• _Material provided_
▽

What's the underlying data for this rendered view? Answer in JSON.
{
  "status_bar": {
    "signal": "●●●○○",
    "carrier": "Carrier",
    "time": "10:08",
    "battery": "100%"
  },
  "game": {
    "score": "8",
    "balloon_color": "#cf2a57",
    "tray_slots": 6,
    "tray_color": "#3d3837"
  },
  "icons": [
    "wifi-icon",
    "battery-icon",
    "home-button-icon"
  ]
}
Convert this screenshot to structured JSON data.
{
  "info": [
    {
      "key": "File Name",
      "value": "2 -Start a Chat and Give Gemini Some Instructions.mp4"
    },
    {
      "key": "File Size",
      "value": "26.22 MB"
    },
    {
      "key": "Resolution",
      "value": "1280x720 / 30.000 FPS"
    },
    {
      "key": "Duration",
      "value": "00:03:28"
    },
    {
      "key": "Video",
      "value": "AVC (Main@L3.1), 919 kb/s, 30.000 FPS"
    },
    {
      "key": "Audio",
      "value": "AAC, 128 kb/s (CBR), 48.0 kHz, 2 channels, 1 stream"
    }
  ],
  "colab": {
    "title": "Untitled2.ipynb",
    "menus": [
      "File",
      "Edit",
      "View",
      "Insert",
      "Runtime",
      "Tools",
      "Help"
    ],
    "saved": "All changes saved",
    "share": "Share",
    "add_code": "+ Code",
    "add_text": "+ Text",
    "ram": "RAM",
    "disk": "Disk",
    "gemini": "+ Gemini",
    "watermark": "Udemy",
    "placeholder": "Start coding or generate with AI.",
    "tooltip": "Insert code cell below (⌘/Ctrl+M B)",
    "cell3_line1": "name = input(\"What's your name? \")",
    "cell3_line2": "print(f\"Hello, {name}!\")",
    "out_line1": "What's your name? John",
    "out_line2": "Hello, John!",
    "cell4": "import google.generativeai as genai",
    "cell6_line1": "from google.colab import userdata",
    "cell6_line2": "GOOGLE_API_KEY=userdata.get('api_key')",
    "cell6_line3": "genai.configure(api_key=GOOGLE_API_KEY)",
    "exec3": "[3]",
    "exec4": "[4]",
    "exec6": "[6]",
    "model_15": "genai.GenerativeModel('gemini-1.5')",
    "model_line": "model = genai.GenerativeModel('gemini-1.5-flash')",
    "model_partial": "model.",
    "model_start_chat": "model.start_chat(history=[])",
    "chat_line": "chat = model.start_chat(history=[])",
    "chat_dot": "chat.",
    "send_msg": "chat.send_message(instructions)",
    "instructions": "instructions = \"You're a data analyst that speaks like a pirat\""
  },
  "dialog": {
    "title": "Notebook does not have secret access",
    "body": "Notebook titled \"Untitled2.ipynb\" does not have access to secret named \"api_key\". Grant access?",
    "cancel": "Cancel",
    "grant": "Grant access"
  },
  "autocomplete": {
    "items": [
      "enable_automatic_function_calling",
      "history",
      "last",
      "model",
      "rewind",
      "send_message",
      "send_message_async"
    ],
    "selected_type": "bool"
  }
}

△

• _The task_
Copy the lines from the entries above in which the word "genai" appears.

• _Answer space_
    "cell4": "import google.generativeai as genai",
    "cell6_line3": "genai.configure(api_key=GOOGLE_API_KEY)",
    "model_15": "genai.GenerativeModel('gemini-1.5')",
    "model_line": "model = genai.GenerativeModel('gemini-1.5-flash')",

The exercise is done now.